### Collection entries
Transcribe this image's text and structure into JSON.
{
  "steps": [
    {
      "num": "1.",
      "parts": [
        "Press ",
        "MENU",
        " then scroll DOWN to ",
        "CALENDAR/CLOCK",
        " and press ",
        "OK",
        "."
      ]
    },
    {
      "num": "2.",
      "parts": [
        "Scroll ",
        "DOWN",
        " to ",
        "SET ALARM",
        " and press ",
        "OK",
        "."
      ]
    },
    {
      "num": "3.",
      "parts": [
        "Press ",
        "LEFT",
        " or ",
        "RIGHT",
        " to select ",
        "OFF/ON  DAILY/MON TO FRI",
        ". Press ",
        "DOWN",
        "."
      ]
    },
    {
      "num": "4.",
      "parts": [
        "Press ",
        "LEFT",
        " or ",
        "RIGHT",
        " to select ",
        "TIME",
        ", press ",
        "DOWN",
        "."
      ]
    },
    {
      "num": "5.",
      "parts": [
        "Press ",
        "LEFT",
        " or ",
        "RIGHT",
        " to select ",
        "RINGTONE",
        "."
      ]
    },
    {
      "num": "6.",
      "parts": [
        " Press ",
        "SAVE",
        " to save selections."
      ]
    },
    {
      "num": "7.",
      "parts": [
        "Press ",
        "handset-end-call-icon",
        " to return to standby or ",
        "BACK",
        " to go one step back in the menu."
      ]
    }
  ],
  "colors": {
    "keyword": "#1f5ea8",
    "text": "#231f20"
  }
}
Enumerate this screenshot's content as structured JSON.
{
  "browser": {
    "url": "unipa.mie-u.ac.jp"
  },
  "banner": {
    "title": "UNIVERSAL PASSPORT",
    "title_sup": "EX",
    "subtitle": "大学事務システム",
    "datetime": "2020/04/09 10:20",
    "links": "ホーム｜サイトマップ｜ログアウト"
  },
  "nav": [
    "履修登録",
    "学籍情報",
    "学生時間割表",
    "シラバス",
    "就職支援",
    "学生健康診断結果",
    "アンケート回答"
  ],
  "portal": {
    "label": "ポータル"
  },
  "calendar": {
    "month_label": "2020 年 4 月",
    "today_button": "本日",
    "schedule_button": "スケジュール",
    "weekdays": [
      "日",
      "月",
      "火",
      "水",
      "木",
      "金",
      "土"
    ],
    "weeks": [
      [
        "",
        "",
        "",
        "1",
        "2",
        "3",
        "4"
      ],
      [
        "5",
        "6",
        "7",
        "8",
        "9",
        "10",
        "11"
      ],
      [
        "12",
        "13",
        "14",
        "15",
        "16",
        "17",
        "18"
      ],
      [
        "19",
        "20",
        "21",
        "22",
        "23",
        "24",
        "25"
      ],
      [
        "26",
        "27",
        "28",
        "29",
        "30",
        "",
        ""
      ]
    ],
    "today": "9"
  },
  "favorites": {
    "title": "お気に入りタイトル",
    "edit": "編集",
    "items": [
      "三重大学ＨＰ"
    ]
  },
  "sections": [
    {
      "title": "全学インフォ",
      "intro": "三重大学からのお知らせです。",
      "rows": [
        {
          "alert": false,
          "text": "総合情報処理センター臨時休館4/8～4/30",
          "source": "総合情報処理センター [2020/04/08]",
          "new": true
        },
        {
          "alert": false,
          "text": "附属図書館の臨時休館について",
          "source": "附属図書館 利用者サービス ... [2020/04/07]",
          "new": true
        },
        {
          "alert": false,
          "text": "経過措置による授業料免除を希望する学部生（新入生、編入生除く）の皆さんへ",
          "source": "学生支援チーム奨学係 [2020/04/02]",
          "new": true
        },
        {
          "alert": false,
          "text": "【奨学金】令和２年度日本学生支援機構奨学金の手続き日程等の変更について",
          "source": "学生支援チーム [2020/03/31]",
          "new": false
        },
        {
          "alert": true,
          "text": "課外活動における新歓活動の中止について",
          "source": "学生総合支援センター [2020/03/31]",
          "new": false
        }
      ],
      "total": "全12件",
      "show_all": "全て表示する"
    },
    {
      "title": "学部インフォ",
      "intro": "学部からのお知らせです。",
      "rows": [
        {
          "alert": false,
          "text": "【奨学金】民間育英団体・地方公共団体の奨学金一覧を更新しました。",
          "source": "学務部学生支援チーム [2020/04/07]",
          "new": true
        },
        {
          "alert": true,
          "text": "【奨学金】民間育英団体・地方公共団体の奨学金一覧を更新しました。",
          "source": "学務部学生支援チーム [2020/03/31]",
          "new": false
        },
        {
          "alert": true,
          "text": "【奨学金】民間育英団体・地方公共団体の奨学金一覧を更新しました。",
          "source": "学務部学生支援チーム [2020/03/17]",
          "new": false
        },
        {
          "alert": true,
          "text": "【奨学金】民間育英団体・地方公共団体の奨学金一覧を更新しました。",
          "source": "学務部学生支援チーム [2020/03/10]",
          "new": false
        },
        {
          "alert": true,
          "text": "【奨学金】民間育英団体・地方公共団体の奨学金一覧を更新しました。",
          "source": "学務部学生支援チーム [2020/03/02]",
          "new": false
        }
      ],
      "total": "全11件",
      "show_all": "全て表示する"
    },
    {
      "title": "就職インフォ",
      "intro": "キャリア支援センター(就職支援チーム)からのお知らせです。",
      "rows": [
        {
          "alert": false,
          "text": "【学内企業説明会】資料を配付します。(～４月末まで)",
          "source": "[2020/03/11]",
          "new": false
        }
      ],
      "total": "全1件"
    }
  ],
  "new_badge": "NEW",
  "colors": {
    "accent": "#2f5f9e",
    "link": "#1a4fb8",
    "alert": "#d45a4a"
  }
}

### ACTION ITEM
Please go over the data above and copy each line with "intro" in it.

### EXERCISE RESPONSE
      "intro": "三重大学からのお知らせです。",
      "intro": "学部からのお知らせです。",
      "intro": "キャリア支援センター(就職支援チーム)からのお知らせです。",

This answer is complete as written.